Monday, 27 December 2010

Scrooge The Tester




December 23rd and I found another defect in the system - various combinations of ( and \ in an input box would give an unmatched regular expression and a server error. I posted a tweet about this to which Markus Gärtner replied that I was a bit mean doing this one day before Xmas.

All of which led me to think of Scrooge and his visitations from the ghosts of Christmases past, present and future. What if I was visited by the Ghosts of Releases past, present and future ?

Past Releases:

Make the release, send it out to the customers and then schedule in 'bug blitzes' to deal with the problems they found. No unit testing - nor any other proper testing phases either as there was no tester, only the programmers trying to test their own work. That was my first introduction in how to write and release software.

Plenty of other ghosts of releases past - the release that was rock-solid ( that was when I first got the testing bug and started to test the system, I even had 5 Macs running overnight tests) but had no input from customers and when they tried it they didn't like it so we ended up with 1000 copies of unsold nicely boxed software with a great logo sitting on the shelves.
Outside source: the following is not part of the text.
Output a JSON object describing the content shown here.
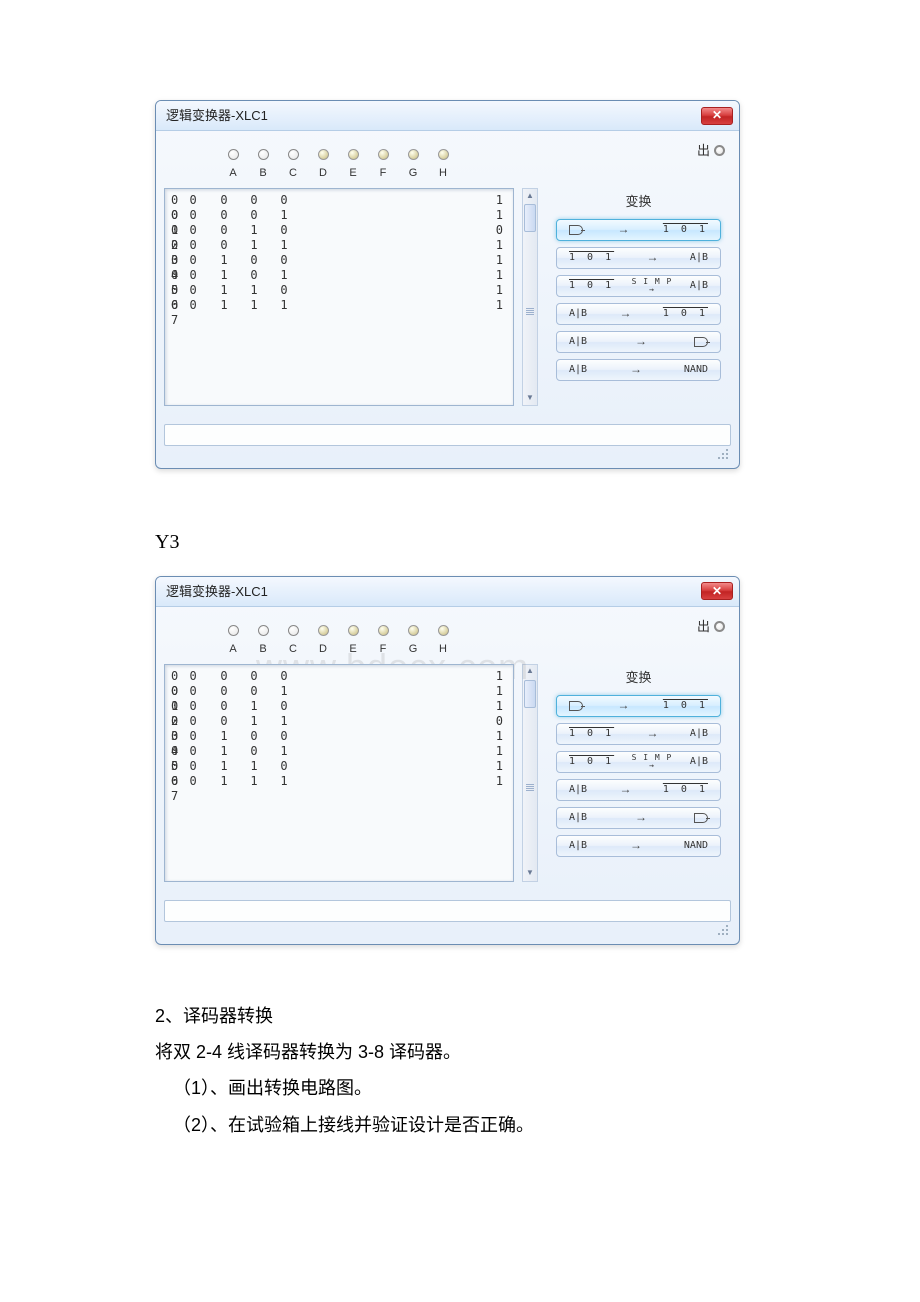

The release that didn't accept credit card payments. A bit of a flaw in a system used by telesales people. This was the release that was the straw that broke the camels back for management and they finally decided to do something about the quality of the programs and revamped the development lifecycle and wanted to do some serious testing. For which they needed someone who knew about testing and the pile of books on my desk was a big clue. That was when my move to testing really started.

Current Releases:
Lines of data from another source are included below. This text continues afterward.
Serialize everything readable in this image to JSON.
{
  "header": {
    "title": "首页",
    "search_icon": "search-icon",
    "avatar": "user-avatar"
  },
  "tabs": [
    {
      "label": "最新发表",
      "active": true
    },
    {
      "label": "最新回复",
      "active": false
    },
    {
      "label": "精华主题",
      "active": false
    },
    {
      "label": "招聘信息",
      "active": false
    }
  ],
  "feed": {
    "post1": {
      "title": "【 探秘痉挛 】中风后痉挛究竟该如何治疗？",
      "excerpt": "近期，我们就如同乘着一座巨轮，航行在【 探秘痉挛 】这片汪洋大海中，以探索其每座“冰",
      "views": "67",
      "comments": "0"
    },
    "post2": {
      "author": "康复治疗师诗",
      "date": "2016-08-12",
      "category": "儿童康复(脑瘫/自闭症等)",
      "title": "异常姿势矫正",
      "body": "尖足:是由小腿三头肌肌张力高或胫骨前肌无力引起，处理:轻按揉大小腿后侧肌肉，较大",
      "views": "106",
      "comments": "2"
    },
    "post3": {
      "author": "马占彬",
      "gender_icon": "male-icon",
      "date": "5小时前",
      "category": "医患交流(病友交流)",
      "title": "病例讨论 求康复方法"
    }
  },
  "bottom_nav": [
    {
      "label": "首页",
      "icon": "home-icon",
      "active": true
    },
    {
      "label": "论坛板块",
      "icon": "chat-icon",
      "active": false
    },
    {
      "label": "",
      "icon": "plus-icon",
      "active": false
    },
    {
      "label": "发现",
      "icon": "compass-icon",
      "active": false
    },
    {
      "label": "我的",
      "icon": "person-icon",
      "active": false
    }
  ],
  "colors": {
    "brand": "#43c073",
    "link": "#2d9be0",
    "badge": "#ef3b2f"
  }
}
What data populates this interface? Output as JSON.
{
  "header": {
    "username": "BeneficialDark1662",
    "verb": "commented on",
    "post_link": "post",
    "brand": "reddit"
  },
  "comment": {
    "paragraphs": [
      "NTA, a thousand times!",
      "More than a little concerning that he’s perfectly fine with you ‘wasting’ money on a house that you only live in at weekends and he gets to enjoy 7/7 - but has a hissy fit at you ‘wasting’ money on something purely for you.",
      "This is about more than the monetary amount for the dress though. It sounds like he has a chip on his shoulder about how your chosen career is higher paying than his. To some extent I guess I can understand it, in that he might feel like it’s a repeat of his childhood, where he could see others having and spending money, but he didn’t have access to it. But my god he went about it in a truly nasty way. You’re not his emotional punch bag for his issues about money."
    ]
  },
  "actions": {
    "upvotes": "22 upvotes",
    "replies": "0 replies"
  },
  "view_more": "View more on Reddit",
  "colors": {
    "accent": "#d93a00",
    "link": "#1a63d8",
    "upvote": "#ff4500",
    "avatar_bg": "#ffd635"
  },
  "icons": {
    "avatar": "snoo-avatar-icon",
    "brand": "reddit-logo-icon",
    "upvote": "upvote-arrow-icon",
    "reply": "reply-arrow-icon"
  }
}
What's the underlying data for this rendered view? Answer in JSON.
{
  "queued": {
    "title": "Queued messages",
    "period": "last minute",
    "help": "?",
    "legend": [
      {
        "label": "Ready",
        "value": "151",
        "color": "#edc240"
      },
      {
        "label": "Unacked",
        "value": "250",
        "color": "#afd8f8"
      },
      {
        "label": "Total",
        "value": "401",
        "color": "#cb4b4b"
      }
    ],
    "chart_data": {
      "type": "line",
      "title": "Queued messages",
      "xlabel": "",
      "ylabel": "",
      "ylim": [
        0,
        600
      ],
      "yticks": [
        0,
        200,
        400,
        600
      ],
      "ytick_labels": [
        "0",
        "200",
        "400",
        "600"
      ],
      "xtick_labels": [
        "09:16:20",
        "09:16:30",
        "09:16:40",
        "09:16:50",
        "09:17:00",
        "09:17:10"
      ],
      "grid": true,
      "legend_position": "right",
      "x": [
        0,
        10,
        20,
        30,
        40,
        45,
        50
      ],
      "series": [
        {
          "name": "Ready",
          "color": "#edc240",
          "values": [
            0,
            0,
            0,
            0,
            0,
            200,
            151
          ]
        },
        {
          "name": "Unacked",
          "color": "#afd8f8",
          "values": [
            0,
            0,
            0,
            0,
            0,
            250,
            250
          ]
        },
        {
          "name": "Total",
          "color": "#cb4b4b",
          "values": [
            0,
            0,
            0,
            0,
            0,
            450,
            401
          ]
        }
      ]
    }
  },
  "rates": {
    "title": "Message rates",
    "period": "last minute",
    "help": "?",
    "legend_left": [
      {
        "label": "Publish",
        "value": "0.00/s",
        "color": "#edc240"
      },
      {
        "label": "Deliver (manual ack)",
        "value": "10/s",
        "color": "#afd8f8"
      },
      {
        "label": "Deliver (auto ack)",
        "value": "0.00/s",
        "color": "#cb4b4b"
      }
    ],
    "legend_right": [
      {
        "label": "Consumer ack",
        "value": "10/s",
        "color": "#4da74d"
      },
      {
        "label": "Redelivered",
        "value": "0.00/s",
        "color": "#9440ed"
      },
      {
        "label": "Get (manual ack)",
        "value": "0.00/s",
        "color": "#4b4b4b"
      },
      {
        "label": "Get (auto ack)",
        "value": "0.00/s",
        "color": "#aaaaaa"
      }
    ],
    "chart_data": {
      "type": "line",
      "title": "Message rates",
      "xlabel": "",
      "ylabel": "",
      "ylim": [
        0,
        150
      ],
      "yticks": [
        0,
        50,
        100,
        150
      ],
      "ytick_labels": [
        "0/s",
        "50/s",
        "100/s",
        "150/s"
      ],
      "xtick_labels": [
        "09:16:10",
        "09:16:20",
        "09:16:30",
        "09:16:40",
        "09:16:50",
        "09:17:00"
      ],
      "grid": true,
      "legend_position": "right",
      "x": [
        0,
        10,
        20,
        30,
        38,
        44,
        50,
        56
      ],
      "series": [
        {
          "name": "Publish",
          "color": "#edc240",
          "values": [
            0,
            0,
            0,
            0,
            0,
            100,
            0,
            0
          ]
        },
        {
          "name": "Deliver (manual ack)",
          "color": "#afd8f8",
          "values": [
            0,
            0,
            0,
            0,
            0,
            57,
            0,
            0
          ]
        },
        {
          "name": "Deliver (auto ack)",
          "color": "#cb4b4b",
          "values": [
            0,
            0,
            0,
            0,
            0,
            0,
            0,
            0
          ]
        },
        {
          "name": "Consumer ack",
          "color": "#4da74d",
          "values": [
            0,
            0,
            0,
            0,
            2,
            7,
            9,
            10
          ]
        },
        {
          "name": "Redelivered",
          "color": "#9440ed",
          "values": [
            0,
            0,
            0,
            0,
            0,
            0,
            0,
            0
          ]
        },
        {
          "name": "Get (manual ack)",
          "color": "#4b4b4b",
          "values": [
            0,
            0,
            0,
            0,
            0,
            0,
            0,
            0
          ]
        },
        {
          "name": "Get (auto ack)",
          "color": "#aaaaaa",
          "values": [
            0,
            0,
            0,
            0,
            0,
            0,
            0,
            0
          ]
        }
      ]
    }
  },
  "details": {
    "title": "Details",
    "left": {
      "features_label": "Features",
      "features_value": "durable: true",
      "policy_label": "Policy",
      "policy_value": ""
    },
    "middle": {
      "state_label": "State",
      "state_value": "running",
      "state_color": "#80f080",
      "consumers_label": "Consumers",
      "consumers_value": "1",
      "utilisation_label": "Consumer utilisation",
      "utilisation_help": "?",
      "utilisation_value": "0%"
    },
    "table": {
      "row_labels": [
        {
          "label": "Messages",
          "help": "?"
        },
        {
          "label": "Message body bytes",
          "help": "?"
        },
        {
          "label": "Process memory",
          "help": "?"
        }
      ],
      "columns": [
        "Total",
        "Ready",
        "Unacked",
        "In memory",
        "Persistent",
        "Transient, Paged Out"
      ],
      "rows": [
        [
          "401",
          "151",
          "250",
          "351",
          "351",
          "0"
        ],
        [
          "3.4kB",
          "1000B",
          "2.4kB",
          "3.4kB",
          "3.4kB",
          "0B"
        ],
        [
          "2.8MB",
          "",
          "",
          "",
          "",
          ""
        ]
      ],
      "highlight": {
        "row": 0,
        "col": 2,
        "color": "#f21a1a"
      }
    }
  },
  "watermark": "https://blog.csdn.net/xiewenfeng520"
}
The Ghost of Current Releases doesn't seem that different from the last set of ghosts. Programmers that don't seem to know how to test their own work followed by testers who don't seem to know how to test it either. Means easy pickings for me and finding defects is like taking candy from a baby ( or should that be taking humbugs from a child if I'm sticking with the Scrooge theme ? ).
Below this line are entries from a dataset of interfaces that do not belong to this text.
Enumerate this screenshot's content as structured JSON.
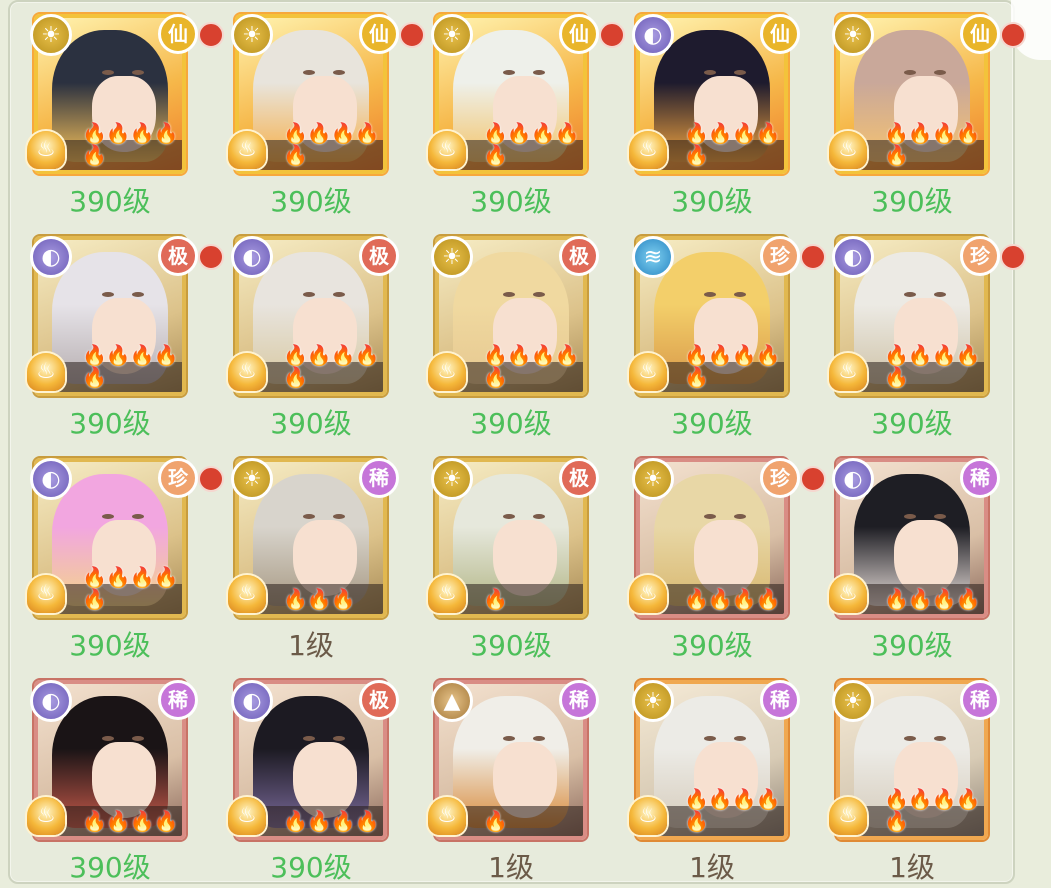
{
  "grid": {
    "rows": [
      [
        {
          "type": "sun",
          "type_icon": "sun-icon",
          "rarity": "仙",
          "rarity_class": "xian",
          "dot": true,
          "frame": "xian",
          "flames": "🔥🔥🔥🔥🔥",
          "flame_color": "orange",
          "level": "390级",
          "hair": "#2b3140",
          "bg": "#f8c25a"
        },
        {
          "type": "sun",
          "type_icon": "sun-icon",
          "rarity": "仙",
          "rarity_class": "xian",
          "dot": true,
          "frame": "xian",
          "flames": "🔥🔥🔥🔥🔥",
          "flame_color": "orange",
          "level": "390级",
          "hair": "#e8e4dc",
          "bg": "#f6b04a"
        },
        {
          "type": "sun",
          "type_icon": "sun-icon",
          "rarity": "仙",
          "rarity_class": "xian",
          "dot": true,
          "frame": "xian",
          "flames": "🔥🔥🔥🔥🔥",
          "flame_color": "orange",
          "level": "390级",
          "hair": "#eef0ea",
          "bg": "#f3c46a"
        },
        {
          "type": "moon",
          "type_icon": "moon-icon",
          "rarity": "仙",
          "rarity_class": "xian",
          "dot": false,
          "frame": "xian",
          "flames": "🔥🔥🔥🔥🔥",
          "flame_color": "orange",
          "level": "390级",
          "hair": "#1e1b2e",
          "bg": "#f5a640"
        },
        {
          "type": "sun",
          "type_icon": "sun-icon",
          "rarity": "仙",
          "rarity_class": "xian",
          "dot": true,
          "frame": "xian",
          "flames": "🔥🔥🔥🔥🔥",
          "flame_color": "orange",
          "level": "390级",
          "hair": "#c9a89a",
          "bg": "#f6c370"
        }
      ],
      [
        {
          "type": "moon",
          "type_icon": "moon-icon",
          "rarity": "极",
          "rarity_class": "ji",
          "dot": true,
          "frame": "gold",
          "flames": "🔥🔥🔥🔥🔥",
          "flame_color": "orange",
          "level": "390级",
          "hair": "#e6e3e8",
          "bg": "#b6aeb0"
        },
        {
          "type": "moon",
          "type_icon": "moon-icon",
          "rarity": "极",
          "rarity_class": "ji",
          "dot": false,
          "frame": "gold",
          "flames": "🔥🔥🔥🔥🔥",
          "flame_color": "orange",
          "level": "390级",
          "hair": "#e8e4de",
          "bg": "#d8c9a2"
        },
        {
          "type": "sun",
          "type_icon": "sun-icon",
          "rarity": "极",
          "rarity_class": "ji",
          "dot": false,
          "frame": "gold",
          "flames": "🔥🔥🔥🔥🔥",
          "flame_color": "orange",
          "level": "390级",
          "hair": "#f0d9a0",
          "bg": "#e6c890"
        },
        {
          "type": "wave",
          "type_icon": "wave-icon",
          "rarity": "珍",
          "rarity_class": "zhen",
          "dot": true,
          "frame": "gold",
          "flames": "🔥🔥🔥🔥🔥",
          "flame_color": "orange",
          "level": "390级",
          "hair": "#f3cf6a",
          "bg": "#d99a4a"
        },
        {
          "type": "moon",
          "type_icon": "moon-icon",
          "rarity": "珍",
          "rarity_class": "zhen",
          "dot": true,
          "frame": "gold",
          "flames": "🔥🔥🔥🔥🔥",
          "flame_color": "orange",
          "level": "390级",
          "hair": "#eceae4",
          "bg": "#cfc3a8"
        }
      ],
      [
        {
          "type": "moon",
          "type_icon": "moon-icon",
          "rarity": "珍",
          "rarity_class": "zhen",
          "dot": true,
          "frame": "gold",
          "flames": "🔥🔥🔥🔥🔥",
          "flame_color": "orange",
          "level": "390级",
          "hair": "#f2a6e0",
          "bg": "#f3d48a"
        },
        {
          "type": "sun",
          "type_icon": "sun-icon",
          "rarity": "稀",
          "rarity_class": "xi",
          "dot": false,
          "frame": "gold",
          "flames": "🔥🔥🔥",
          "flame_color": "orange",
          "level": "1级",
          "plain": true,
          "hair": "#d8d4cc",
          "bg": "#a89a84"
        },
        {
          "type": "sun",
          "type_icon": "sun-icon",
          "rarity": "极",
          "rarity_class": "ji",
          "dot": false,
          "frame": "gold",
          "flames": "🔥",
          "flame_color": "orange",
          "level": "390级",
          "hair": "#e6e8dc",
          "bg": "#b5b88a"
        },
        {
          "type": "sun",
          "type_icon": "sun-icon",
          "rarity": "珍",
          "rarity_class": "zhen",
          "dot": true,
          "frame": "red",
          "flames": "🔥🔥🔥🔥",
          "flame_color": "purple",
          "level": "390级",
          "hair": "#e8d7a6",
          "bg": "#d8b870"
        },
        {
          "type": "moon",
          "type_icon": "moon-icon",
          "rarity": "稀",
          "rarity_class": "xi",
          "dot": false,
          "frame": "red",
          "flames": "🔥🔥🔥🔥",
          "flame_color": "purple",
          "level": "390级",
          "hair": "#1e1e24",
          "bg": "#e6dcd8"
        }
      ],
      [
        {
          "type": "moon",
          "type_icon": "moon-icon",
          "rarity": "稀",
          "rarity_class": "xi",
          "dot": false,
          "frame": "red",
          "flames": "🔥🔥🔥🔥",
          "flame_color": "purple",
          "level": "390级",
          "hair": "#1a1416",
          "bg": "#c85a4a"
        },
        {
          "type": "moon",
          "type_icon": "moon-icon",
          "rarity": "极",
          "rarity_class": "ji",
          "dot": false,
          "frame": "red",
          "flames": "🔥🔥🔥🔥",
          "flame_color": "purple",
          "level": "390级",
          "hair": "#1c1a22",
          "bg": "#7a6a9a"
        },
        {
          "type": "mount",
          "type_icon": "mountain-icon",
          "rarity": "稀",
          "rarity_class": "xi",
          "dot": false,
          "frame": "red",
          "flames": "🔥",
          "flame_color": "purple",
          "level": "1级",
          "plain": true,
          "hair": "#f0eee8",
          "bg": "#d88a3a"
        },
        {
          "type": "sun",
          "type_icon": "sun-icon",
          "rarity": "稀",
          "rarity_class": "xi",
          "dot": false,
          "frame": "orange",
          "flames": "🔥🔥🔥🔥🔥",
          "flame_color": "blue",
          "level": "1级",
          "plain": true,
          "hair": "#ecebe6",
          "bg": "#d6ccbc"
        },
        {
          "type": "sun",
          "type_icon": "sun-icon",
          "rarity": "稀",
          "rarity_class": "xi",
          "dot": false,
          "frame": "orange",
          "flames": "🔥🔥🔥🔥🔥",
          "flame_color": "blue",
          "level": "1级",
          "plain": true,
          "hair": "#ecebe6",
          "bg": "#d6ccbc"
        }
      ]
    ]
  },
  "type_glyphs": {
    "sun": "☀",
    "moon": "◐",
    "wave": "≋",
    "mount": "▲"
  },
  "emblem_glyph": "♨"
}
Requirements are vague and inconsistent with masses of documentation hiding the fact that one part of the system allows lower case input to be mandatory whilst another part of the system insists that all lower case is converted to upper case.

Project managers get a blank expression if the phrase 'exploratory testing' is used and the concept of a defect being found without a script is like Scrooge having an expense account, the concept is totally alien to them.

Just me being unlucky ? Seems The Daily WTF can go on and on and on with plenty of stories like this ( and worse )

Releases Yet To Come:

Specification by Example, Beautiful Testing II ( the long awaited follow up ) and How to Reduce the Cost of Software Testing have been best-sellers and stakeholders and suppliers are working closely together.

Programmers understand how to test and are delivering software that works and does what the customer wants.
Experienced testers are brought on board to use their skill and experience to shake the last few defects out of the system.

Project managers finally understand Brooks's law and don't bring in new resources and ask them to work late nights and weekends to try and catch up - because no catching up is needed as working s/w is being delivered right from the start.


" I will live in the Past, the Present, and the Future. The Spirits of all Three shall strive within me. I will not shut out the lessons that they teach. "

- A Christmas Carol, Charles Dickens

2 comments:

Darren McMillan said...

Releases Yet To Come:

The words "The cost of fixing a defect is cheaper the earlier it's found" rang true in everyone's head. People began looking at techniques to prevent or at least reduce the likelihood of such issues occurring prior to code being written & then prior to it being committed.

Thomas Ponnet said...

"Project managers get a blank expression if the phrase 'exploratory testing' is used..."

If you instead just tell them that you don't use the available time for writing scripts in advance but do more actual testing in the available time they hear "He's doing more work in less time", so it must be good." At least that's my experience.